--- Extracted material ---

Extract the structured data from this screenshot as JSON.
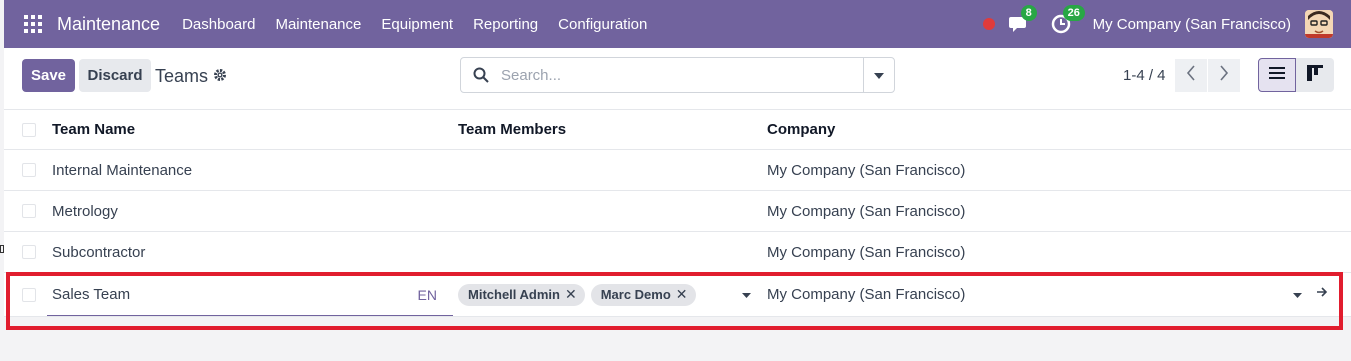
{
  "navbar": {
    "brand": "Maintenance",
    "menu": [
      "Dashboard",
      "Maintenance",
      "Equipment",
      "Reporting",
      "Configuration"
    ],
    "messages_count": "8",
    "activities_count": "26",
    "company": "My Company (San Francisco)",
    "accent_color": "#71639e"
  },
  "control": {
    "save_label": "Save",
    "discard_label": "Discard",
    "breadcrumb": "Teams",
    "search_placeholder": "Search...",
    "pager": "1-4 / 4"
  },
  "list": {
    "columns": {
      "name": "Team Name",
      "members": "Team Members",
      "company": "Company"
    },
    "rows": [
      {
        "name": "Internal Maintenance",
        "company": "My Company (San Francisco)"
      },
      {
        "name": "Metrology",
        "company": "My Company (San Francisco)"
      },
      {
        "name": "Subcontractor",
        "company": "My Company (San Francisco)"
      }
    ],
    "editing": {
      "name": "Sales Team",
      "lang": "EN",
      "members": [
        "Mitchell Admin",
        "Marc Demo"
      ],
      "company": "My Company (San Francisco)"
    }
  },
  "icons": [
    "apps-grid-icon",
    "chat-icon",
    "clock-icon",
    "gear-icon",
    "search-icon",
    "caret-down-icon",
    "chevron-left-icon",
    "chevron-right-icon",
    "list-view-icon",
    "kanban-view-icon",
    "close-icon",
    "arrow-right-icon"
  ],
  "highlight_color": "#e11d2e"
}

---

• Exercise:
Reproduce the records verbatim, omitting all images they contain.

• Solution to this task:
Extract the structured data from this screenshot as JSON.
{
  "navbar": {
    "brand": "Maintenance",
    "menu": [
      "Dashboard",
      "Maintenance",
      "Equipment",
      "Reporting",
      "Configuration"
    ],
    "messages_count": "8",
    "activities_count": "26",
    "company": "My Company (San Francisco)",
    "accent_color": "#71639e"
  },
  "control": {
    "save_label": "Save",
    "discard_label": "Discard",
    "breadcrumb": "Teams",
    "search_placeholder": "Search...",
    "pager": "1-4 / 4"
  },
  "list": {
    "columns": {
      "name": "Team Name",
      "members": "Team Members",
      "company": "Company"
    },
    "rows": [
      {
        "name": "Internal Maintenance",
        "company": "My Company (San Francisco)"
      },
      {
        "name": "Metrology",
        "company": "My Company (San Francisco)"
      },
      {
        "name": "Subcontractor",
        "company": "My Company (San Francisco)"
      }
    ],
    "editing": {
      "name": "Sales Team",
      "lang": "EN",
      "members": [
        "Mitchell Admin",
        "Marc Demo"
      ],
      "company": "My Company (San Francisco)"
    }
  },
  "icons": [
    "apps-grid-icon",
    "chat-icon",
    "clock-icon",
    "gear-icon",
    "search-icon",
    "caret-down-icon",
    "chevron-left-icon",
    "chevron-right-icon",
    "list-view-icon",
    "kanban-view-icon",
    "close-icon",
    "arrow-right-icon"
  ],
  "highlight_color": "#e11d2e"
}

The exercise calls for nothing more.